--- Work task ---
Show the lines below where "this" occurs.

↓↓↓

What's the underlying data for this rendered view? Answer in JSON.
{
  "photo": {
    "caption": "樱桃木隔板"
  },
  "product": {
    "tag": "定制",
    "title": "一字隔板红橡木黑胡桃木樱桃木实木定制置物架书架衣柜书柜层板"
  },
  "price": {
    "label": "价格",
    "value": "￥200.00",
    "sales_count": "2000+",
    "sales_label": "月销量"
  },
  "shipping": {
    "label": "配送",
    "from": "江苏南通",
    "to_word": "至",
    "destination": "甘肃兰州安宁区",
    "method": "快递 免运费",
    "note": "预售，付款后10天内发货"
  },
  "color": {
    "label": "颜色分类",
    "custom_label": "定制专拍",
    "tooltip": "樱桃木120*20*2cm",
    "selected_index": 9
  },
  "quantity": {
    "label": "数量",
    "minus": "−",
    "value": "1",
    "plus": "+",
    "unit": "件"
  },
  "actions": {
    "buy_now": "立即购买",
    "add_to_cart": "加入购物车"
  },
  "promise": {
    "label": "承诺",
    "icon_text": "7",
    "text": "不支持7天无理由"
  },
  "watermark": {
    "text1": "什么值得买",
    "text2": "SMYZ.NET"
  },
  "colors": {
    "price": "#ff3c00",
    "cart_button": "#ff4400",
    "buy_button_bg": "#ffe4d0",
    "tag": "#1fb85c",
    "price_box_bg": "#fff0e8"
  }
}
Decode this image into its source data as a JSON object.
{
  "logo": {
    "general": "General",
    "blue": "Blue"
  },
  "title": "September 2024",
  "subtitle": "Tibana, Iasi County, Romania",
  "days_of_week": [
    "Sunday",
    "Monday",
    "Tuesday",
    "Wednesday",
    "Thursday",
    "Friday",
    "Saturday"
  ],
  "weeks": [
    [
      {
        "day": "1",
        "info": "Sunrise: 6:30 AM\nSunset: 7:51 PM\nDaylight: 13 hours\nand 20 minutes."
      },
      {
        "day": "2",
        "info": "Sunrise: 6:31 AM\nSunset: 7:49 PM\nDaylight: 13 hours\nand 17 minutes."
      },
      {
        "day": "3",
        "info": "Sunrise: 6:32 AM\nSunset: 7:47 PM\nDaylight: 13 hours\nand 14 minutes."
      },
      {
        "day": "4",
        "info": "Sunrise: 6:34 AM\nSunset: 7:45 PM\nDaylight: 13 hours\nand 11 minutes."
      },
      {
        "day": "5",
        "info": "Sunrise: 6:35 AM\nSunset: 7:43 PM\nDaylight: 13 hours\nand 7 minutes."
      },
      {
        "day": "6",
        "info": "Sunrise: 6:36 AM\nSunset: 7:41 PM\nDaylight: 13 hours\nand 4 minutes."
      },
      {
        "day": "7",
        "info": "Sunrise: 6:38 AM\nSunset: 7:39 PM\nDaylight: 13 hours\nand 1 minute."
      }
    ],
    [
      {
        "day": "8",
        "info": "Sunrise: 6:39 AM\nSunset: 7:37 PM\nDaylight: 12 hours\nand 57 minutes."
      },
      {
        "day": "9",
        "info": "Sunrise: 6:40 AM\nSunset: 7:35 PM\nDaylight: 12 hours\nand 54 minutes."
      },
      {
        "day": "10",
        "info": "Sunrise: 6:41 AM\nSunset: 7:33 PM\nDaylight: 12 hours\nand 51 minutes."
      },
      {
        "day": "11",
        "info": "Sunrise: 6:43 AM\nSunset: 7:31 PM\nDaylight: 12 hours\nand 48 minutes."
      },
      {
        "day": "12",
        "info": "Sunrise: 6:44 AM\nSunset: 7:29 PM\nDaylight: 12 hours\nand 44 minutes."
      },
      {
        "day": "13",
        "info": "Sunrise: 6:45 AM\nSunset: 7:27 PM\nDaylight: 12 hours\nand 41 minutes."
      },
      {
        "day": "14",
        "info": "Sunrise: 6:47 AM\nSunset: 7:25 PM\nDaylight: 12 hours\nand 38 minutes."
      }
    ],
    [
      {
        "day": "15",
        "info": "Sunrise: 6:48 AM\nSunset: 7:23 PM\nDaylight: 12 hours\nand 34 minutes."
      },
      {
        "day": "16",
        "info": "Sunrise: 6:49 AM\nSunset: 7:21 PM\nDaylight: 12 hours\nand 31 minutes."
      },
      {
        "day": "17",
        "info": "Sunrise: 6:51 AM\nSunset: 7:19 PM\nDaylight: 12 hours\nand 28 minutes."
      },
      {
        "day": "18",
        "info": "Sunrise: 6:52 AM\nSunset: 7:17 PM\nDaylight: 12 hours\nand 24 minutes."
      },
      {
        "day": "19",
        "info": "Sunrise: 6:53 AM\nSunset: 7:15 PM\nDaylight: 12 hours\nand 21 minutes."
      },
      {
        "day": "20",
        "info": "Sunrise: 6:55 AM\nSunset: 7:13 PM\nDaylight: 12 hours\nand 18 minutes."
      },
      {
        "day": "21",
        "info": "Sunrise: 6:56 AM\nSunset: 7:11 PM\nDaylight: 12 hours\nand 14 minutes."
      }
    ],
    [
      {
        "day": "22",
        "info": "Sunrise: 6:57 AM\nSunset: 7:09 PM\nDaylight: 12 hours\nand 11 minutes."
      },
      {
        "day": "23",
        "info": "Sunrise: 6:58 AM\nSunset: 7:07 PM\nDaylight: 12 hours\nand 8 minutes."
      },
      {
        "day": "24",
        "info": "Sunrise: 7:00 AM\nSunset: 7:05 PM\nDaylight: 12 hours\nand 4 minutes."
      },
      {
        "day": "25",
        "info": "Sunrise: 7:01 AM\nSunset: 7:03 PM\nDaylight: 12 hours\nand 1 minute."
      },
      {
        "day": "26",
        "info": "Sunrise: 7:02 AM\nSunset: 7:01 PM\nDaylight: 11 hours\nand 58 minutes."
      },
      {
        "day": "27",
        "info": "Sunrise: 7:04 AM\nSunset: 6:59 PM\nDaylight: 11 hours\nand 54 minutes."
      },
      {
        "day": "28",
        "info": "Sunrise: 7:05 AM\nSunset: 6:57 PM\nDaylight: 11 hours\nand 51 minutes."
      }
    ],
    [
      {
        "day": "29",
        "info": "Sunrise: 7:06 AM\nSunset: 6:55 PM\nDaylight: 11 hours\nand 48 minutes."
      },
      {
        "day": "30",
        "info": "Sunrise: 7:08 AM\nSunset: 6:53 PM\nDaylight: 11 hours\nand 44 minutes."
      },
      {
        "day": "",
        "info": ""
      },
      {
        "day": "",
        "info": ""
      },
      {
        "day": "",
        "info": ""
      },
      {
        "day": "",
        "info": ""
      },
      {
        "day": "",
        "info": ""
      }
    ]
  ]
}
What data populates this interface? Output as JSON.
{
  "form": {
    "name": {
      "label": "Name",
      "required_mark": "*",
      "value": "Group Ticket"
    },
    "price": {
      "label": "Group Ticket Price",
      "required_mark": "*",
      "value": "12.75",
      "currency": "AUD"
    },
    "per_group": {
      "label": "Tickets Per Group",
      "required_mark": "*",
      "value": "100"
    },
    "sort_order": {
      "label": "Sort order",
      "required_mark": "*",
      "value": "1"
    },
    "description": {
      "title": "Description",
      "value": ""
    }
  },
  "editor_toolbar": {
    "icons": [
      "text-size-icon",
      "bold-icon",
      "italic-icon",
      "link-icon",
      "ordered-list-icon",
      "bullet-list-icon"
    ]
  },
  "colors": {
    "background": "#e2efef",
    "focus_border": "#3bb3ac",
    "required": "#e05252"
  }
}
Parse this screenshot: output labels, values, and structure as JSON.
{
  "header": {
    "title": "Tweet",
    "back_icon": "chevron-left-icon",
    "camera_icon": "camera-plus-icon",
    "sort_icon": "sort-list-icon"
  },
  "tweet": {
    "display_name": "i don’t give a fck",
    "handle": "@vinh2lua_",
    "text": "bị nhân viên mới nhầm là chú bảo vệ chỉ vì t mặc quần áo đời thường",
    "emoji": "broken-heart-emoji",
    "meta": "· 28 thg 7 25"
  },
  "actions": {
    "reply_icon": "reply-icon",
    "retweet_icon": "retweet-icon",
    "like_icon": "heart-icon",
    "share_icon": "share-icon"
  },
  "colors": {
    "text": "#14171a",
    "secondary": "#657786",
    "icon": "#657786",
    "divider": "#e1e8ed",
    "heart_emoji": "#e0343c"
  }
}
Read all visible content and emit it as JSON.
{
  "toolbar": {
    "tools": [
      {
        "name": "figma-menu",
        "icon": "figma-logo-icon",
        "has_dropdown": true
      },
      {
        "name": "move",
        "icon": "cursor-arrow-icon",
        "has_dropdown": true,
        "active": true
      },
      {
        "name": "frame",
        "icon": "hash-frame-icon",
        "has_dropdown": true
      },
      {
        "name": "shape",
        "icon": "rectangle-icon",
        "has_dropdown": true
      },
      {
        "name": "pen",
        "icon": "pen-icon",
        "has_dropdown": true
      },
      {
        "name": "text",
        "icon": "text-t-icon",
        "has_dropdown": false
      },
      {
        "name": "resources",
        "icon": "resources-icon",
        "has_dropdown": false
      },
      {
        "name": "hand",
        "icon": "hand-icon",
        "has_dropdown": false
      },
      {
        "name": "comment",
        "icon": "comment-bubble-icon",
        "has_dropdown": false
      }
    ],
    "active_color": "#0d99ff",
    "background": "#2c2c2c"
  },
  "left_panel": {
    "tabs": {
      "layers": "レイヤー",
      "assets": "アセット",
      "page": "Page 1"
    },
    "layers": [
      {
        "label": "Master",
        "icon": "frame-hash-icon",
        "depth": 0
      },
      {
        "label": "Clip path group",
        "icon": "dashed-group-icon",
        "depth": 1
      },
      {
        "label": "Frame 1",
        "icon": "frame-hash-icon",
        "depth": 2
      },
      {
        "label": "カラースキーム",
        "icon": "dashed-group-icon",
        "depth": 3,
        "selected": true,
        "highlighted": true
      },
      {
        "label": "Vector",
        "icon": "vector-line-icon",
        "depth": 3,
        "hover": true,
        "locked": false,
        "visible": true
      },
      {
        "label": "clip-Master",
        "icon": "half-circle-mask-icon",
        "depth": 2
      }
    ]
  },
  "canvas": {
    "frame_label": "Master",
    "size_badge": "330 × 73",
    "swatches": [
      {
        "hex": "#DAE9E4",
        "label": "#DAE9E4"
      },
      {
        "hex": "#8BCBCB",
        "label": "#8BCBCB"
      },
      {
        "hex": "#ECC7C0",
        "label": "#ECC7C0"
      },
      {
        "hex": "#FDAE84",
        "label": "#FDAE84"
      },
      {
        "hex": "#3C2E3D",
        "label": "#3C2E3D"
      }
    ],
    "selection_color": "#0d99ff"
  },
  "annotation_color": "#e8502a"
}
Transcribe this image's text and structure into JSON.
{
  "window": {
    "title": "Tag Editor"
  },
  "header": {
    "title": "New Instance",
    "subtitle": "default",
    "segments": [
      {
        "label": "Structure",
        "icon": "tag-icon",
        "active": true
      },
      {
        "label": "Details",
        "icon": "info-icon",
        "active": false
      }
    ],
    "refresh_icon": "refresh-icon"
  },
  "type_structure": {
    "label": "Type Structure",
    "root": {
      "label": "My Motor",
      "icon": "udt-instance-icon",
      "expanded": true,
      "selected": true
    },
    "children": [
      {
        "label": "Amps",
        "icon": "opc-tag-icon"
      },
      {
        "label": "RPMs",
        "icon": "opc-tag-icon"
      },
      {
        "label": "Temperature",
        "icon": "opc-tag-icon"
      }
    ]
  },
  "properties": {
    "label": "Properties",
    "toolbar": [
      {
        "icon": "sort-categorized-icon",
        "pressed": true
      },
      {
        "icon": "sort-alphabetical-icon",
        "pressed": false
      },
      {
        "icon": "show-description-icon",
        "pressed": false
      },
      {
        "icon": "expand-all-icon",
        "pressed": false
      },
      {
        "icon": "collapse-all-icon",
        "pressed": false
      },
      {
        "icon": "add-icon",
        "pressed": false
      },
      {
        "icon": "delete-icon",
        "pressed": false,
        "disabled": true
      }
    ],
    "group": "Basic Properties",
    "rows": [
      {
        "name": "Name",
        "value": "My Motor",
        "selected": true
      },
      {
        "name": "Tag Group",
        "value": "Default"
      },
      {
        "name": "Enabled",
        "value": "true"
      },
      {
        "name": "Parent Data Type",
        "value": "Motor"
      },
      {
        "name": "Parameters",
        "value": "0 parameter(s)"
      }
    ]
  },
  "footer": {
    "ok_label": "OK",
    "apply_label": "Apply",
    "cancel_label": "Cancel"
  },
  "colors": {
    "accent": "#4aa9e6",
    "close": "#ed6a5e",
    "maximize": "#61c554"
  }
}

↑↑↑

--- Written solution ---
What's the underlying data for this rendered view? Answer in JSON.
Decode this image into its source data as a JSON object.
What data populates this interface? Output as JSON.
Parse this screenshot: output labels, values, and structure as JSON.
Transcribe this image's text and structure into JSON.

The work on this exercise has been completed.